  • After meeting Egyptian President Abdel Fattah El-Sisi, Abdul Mahdi highlighted “the importance of drying up the sources of terrorism”
  • The visit to Egypt is Abdul Mahdi’s first trip abroad since taking office in October

CAIRO: Iraqi Prime Minister Adel Abdul Mahdi sought Egypt’s support for efforts to tackle extremist militants in the region during a visit to Cairo on Saturday, his first trip abroad since taking office in October.
After meeting Egyptian President Abdel Fattah El-Sisi, Abdul Mahdi highlighted “the importance of drying up the sources of terrorism” and said “cooperation between Egypt and Iraq will be essential for this matter,” according to an official statement.
His comments came as US-backed forces said they had captured Daesh’s last shred of territory in eastern Syria at Baghouz, ending its territorial rule over a self-proclaimed caliphate straddling Syria and Iraq after years of fighting.
Though the defeat ends the group’s grip over the extremist quasi-state that it declared in 2014, it remains a threat.
Some Daesh fighters still hold out in Syria’s remote central desert and in Iraqi cities they have slipped into the shadows, staging sudden shootings or kidnappings and awaiting a chance to rise again.
The United States thinks the group’s leader, Abu Bakr Al-Baghdadi, is in Iraq.
Defeating militants in Egypt’s Sinai Peninsula and restoring security after years of unrest has been a key promise of El-Sisi, the general-turned-president who came to power a year after the military overthrew Islamist President Mohammed Mursi in 2013.

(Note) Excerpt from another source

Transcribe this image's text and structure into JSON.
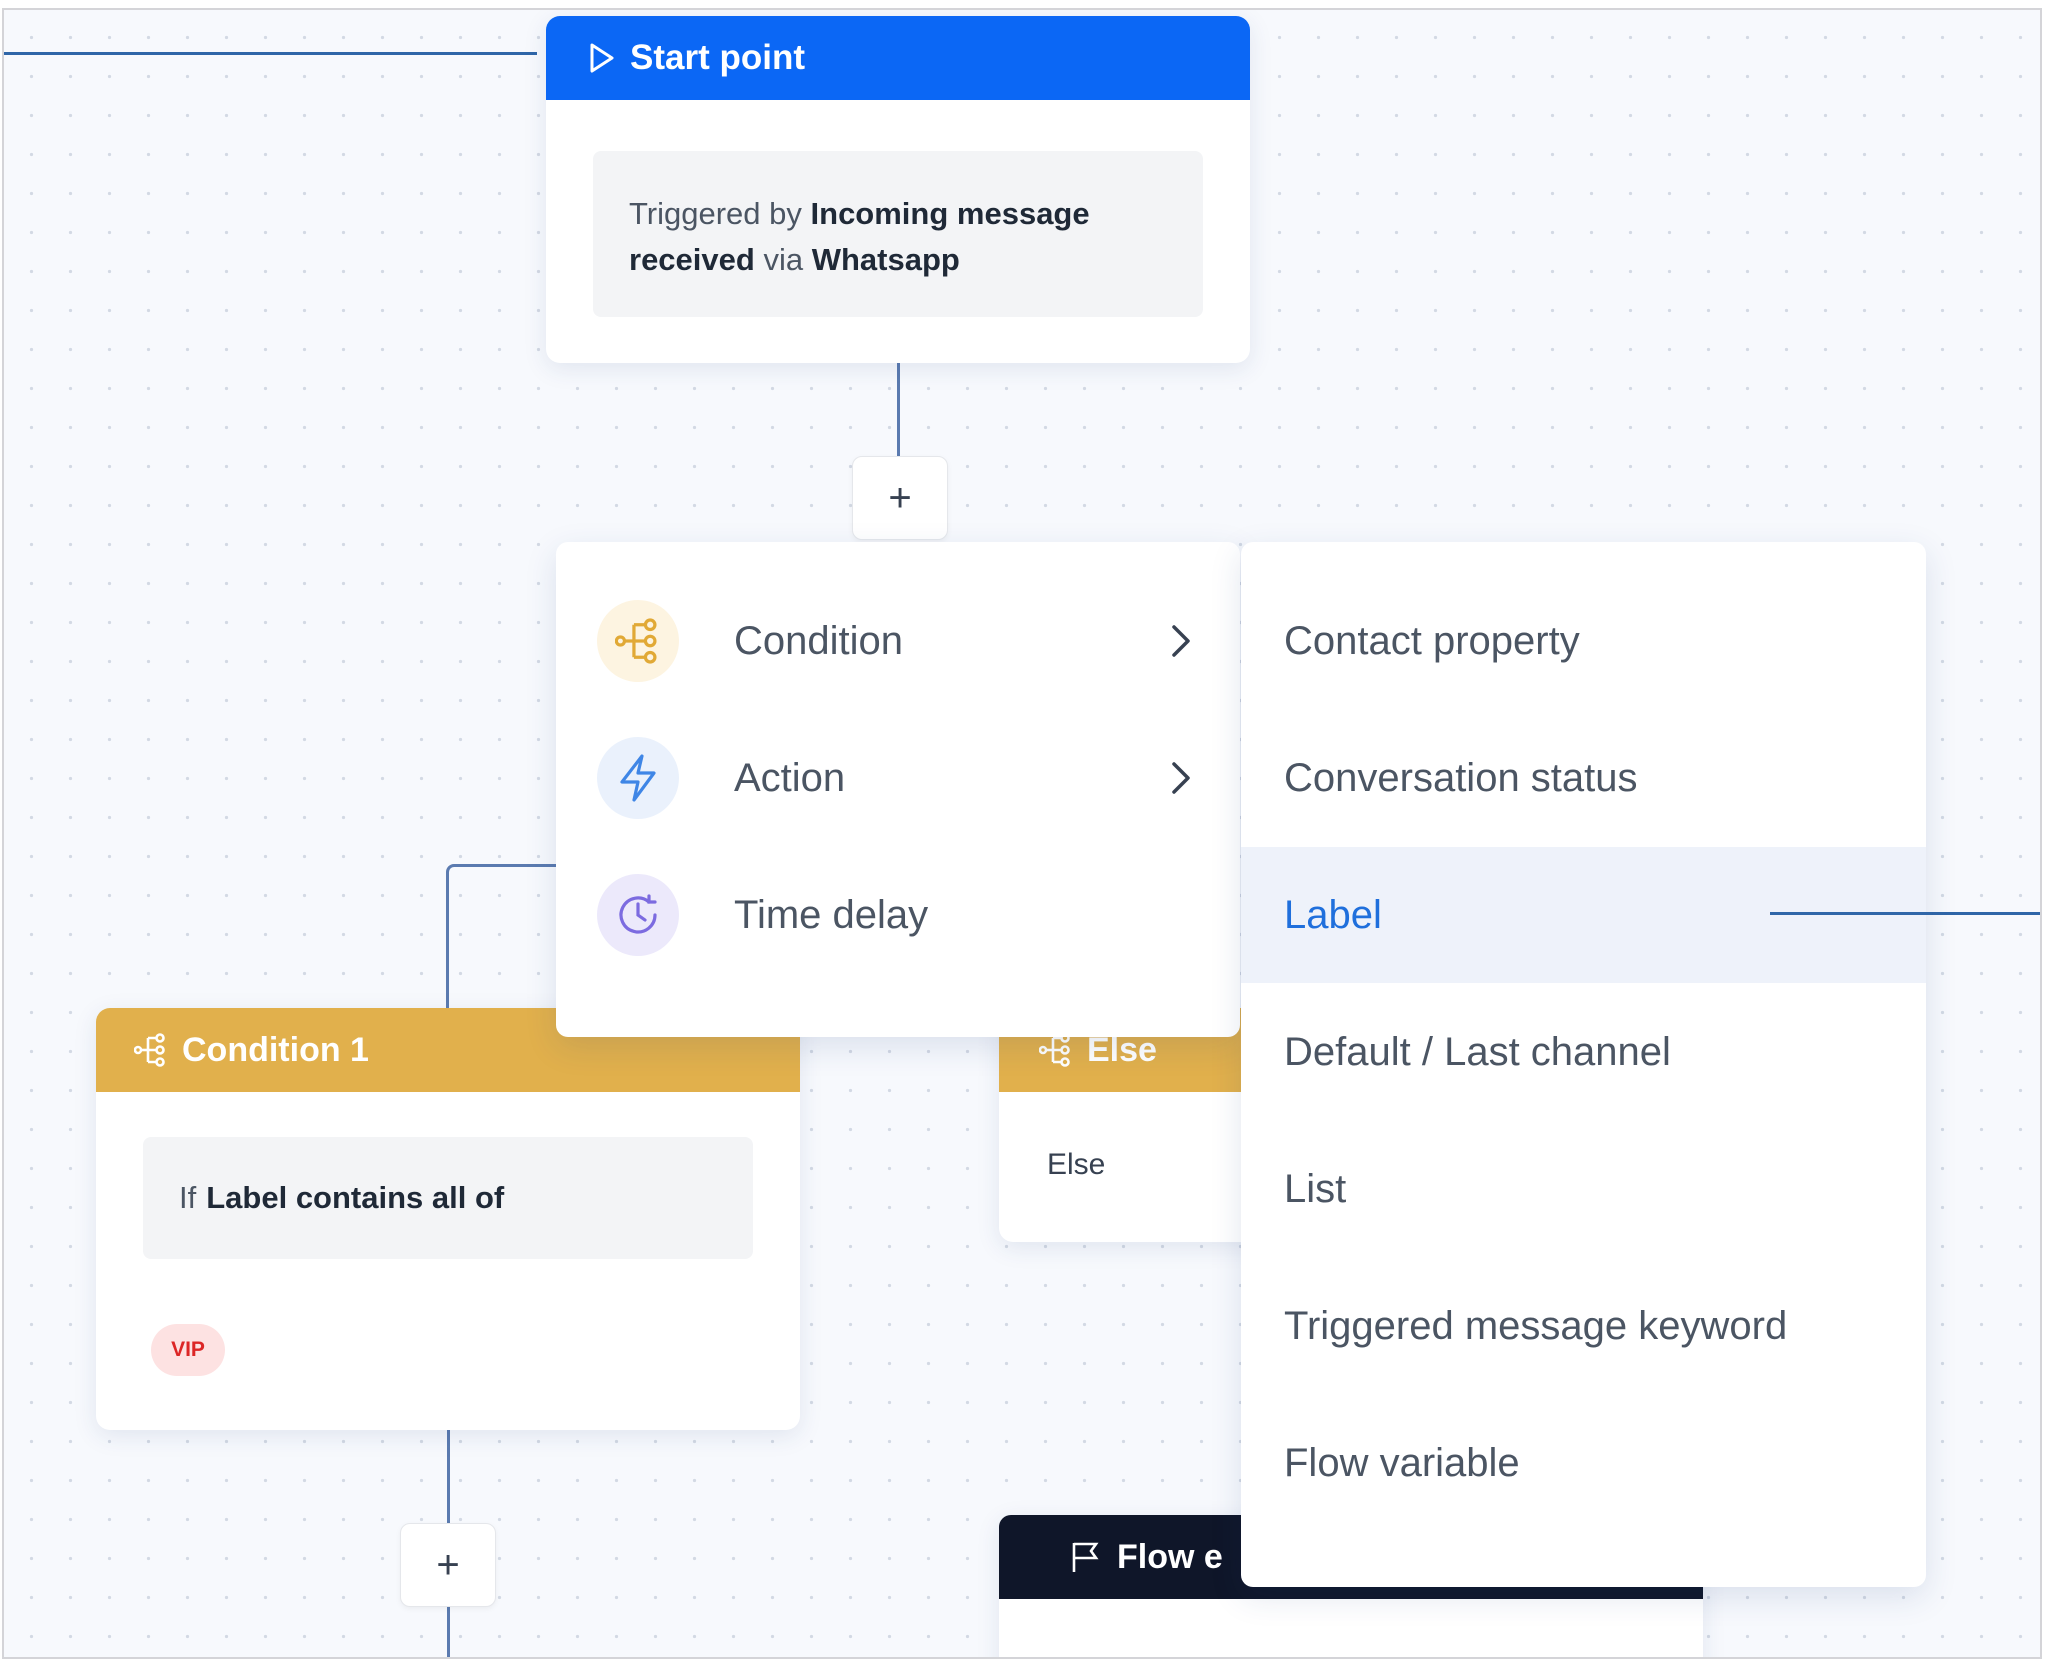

Egypt has fought an insurgency waged by a Daesh affiliate in North Sinai since 2013. Hundreds of members of the security forces have been killed.